To determine if ethnic and gender differences in smoking (lifetime prevalence and 30-day prevalence) exist among a cohort of Asian, black, Hispanic, and white inner-city adolescents during the 3-year middle school period.
Students in 22 urban schools completed self-report questionnaires and provided carbon monoxide breath samples at three annual assessments.
Chi-square analyses were conducted to test for associations between ethnic group (Asian, black, Hispanic, and white) and smoking and to test for gender differences in smoking within each ethnic group.
Additional analyses examined differences in smoking between two Hispanic subgroups (Puerto Rican and Dominican).
Ethnicity was associated with lifetime smoking prevalence at all three assessment points but was only associated with 30-day smoking prevalence at the 2-year follow-up.
However, there were no differences in smoking between Puerto Rican and Dominican youth.
Black girls reported higher lifetime smoking prevalence than black boys at all three assessments.
At the 2-year follow-up, Asian boys reported higher lifetime smoking prevalence than Asian girls ; Hispanic girls reported higher 30-day prevalence than Hispanic boys.
White and Hispanic adolescents were at higher risk for smoking relative to Asian and black adolescents.
With the exception of white youth, gender differences were found within each ethnic group.
Mots-clés Pascal : Tabagisme, Prévalence, Epidémiologie, Santé mentale, Ethnie, Sexe, Etude longitudinale, Etats Unis, Amérique du Nord, Amérique, Adolescent, Homme
Mots-clés Pascal anglais : Tobacco smoking, Prevalence, Epidemiology, Mental health, Ethnic group, Sex, Follow up study, United States, North America, America, Adolescent, Human

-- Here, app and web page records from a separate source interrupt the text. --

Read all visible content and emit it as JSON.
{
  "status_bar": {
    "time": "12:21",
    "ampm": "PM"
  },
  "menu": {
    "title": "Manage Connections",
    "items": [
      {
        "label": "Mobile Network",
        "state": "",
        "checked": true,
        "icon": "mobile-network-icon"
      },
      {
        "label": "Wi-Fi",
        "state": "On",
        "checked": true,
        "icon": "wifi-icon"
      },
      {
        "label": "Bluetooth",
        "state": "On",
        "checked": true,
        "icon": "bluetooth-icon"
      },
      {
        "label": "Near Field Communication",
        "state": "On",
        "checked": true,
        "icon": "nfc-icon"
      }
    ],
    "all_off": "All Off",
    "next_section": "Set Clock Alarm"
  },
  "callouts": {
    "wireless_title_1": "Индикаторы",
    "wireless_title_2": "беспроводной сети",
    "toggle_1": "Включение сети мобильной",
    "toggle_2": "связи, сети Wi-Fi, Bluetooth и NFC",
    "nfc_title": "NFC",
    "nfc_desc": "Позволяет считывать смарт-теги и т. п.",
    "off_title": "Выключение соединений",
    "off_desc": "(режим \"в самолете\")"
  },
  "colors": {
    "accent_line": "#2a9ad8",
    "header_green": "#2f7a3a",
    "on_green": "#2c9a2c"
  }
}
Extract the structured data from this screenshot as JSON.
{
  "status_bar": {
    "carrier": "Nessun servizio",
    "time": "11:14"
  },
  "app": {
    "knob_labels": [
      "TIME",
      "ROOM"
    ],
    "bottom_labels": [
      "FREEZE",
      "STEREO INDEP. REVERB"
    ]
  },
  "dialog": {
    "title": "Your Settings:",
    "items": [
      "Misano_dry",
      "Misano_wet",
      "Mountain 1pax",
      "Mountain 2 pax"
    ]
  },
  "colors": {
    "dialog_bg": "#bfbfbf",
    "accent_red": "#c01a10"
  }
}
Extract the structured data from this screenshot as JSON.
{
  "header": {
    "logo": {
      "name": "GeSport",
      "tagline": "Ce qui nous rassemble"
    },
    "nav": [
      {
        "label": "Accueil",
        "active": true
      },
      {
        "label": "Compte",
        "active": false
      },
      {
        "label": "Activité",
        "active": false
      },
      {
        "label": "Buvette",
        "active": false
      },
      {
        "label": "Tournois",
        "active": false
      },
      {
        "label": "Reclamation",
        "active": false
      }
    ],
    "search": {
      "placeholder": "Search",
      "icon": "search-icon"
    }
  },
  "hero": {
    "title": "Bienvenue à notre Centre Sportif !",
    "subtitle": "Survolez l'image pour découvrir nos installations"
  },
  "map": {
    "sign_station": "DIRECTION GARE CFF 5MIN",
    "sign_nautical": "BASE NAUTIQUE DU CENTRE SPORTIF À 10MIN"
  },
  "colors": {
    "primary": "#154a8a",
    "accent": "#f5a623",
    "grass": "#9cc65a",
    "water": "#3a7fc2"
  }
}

Notice produite par :
Inist-CNRS - Institut de l'Information Scientifique et Technique
Cote : 98-0449962
Code Inist : 002B18C05C. Création : 25/01/1999.